Start a new thread

81 to 83 of 83 replies

Hi guys, I got two batches of wild swans from two different nurseries. One batch is thriving but all the plants from the other batch suddenly withered and died. I contacted the nursery that discovered and distributed wild swan. The answer is a kind of phytophtora fungus that the plant is very sensitive to. It causes severe root rot. Unfortunately a couple of nurseries had plants infected with that specific fungus so it spread through the wild swan population. That explains the many mysterious sudden deaths. A lot of nurseries now have 'clean' plants for distribution. When buying wild swans lift them out of the container and check the roots. If the roots are brown, don't buy. Healthy roots should be white. Above ground check for withered leaves, leaves with a red coloration or curled edges. That is usually a sign for this type of fungus infection. If you have a healthy plant that is in well-drained soil that never completely dries out, the plant should be fine and thrive.

Morning Tom.  I have a couple of wild swans.  Different clones too produce different quality.

one plant is much larger than the other and been flowering since May.  Cut back now to produce a flush that will comtinue for several weeks.  The other plant has flowered well but also just cut back

neither plant has phytophthora both being healthy but I have heard many plants are infected.

my plants are prob 3 years old.  For me mulching and feeding, good soil and,,ideally, shade created by slightly taller plants are important.  

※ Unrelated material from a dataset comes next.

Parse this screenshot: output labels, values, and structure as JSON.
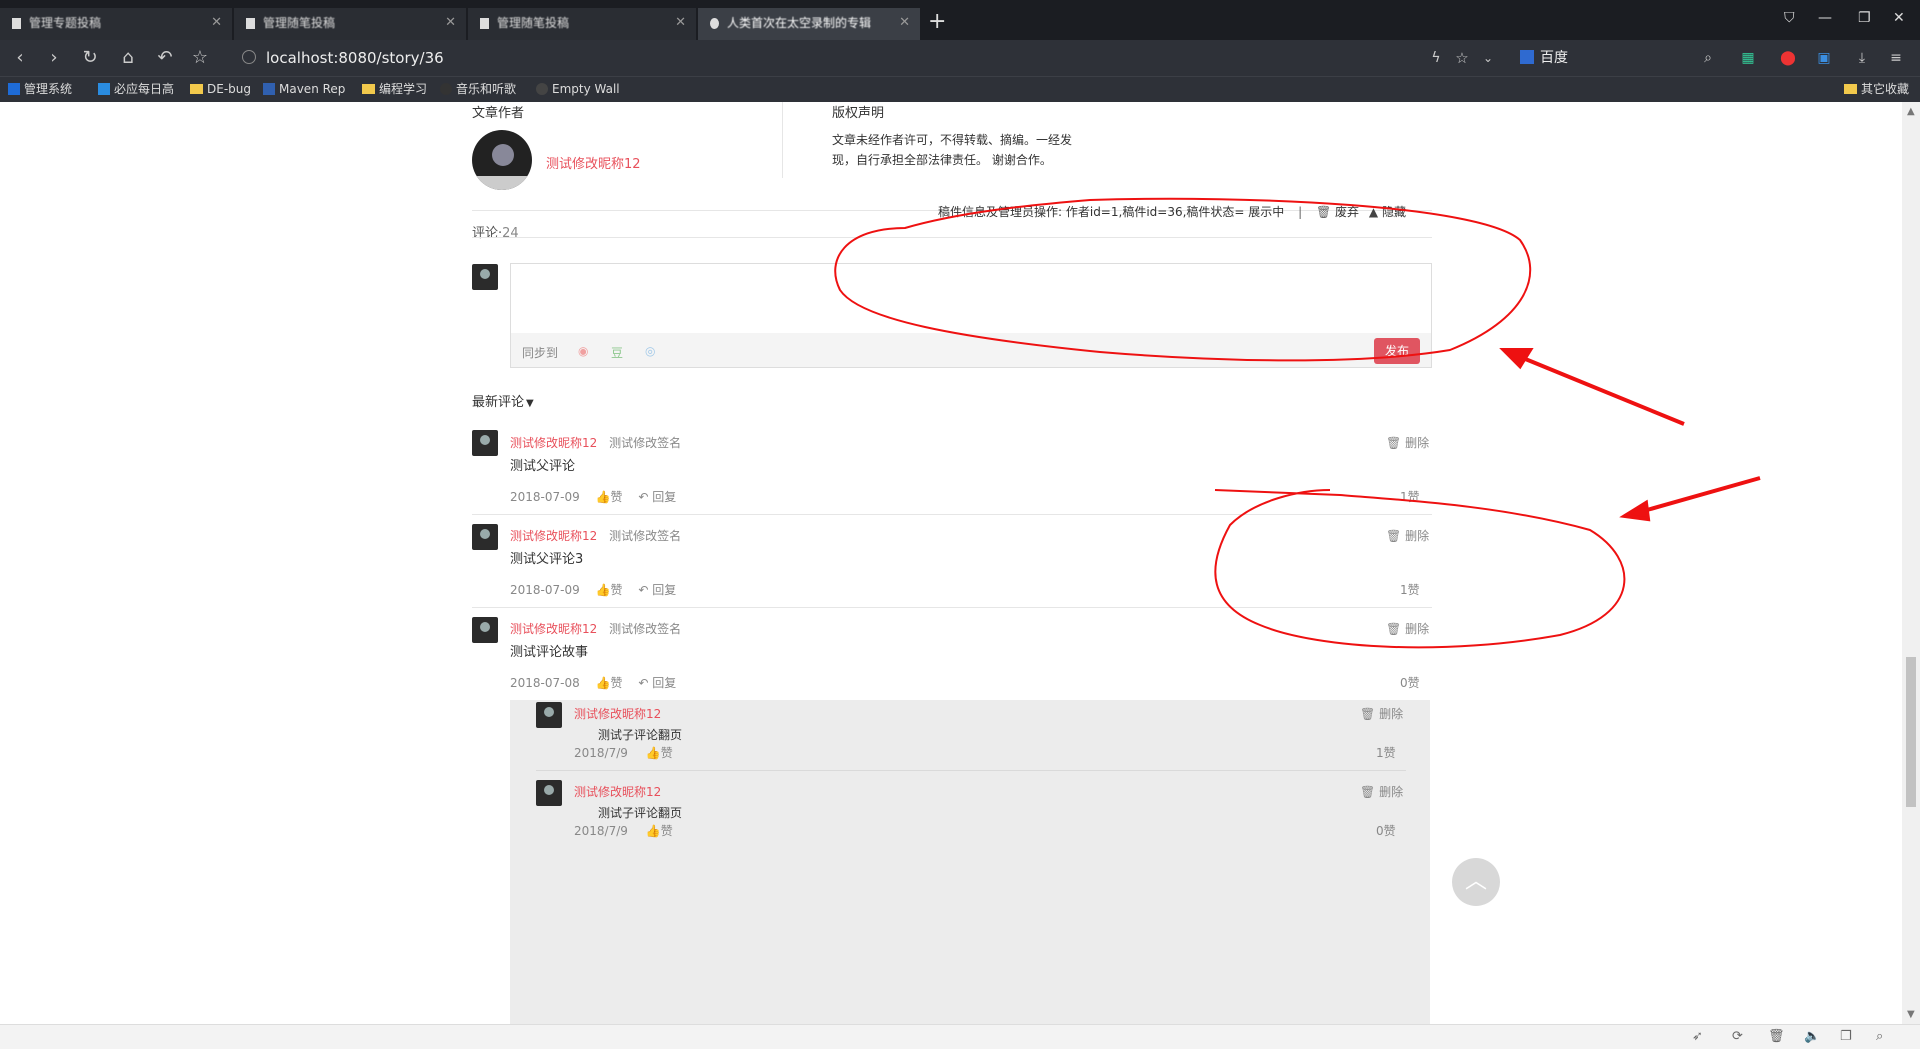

Hi Verdun, my healthy batch were plug plants that were literally just inserted in soil. A few produced a tiny bloom but I cut the flowers off so they could spend their time and energy developing leaves and roots. They are all still alive and seem to be producing new leaves and growing slowly but surely. Haven't got any new flower buds yet but I'd rather they properly establish themselves than produce flowers at this point. I have them in a well mulched border between newly planted trees. The trees are still very small so the wild swans are in full sun most of the day still. I expect the trees will start to produced some dappled shade in the years to come. I hope they can survive full sun (as advertised) as long as the soil doesn't dry out.

Sign up or log in to post a reply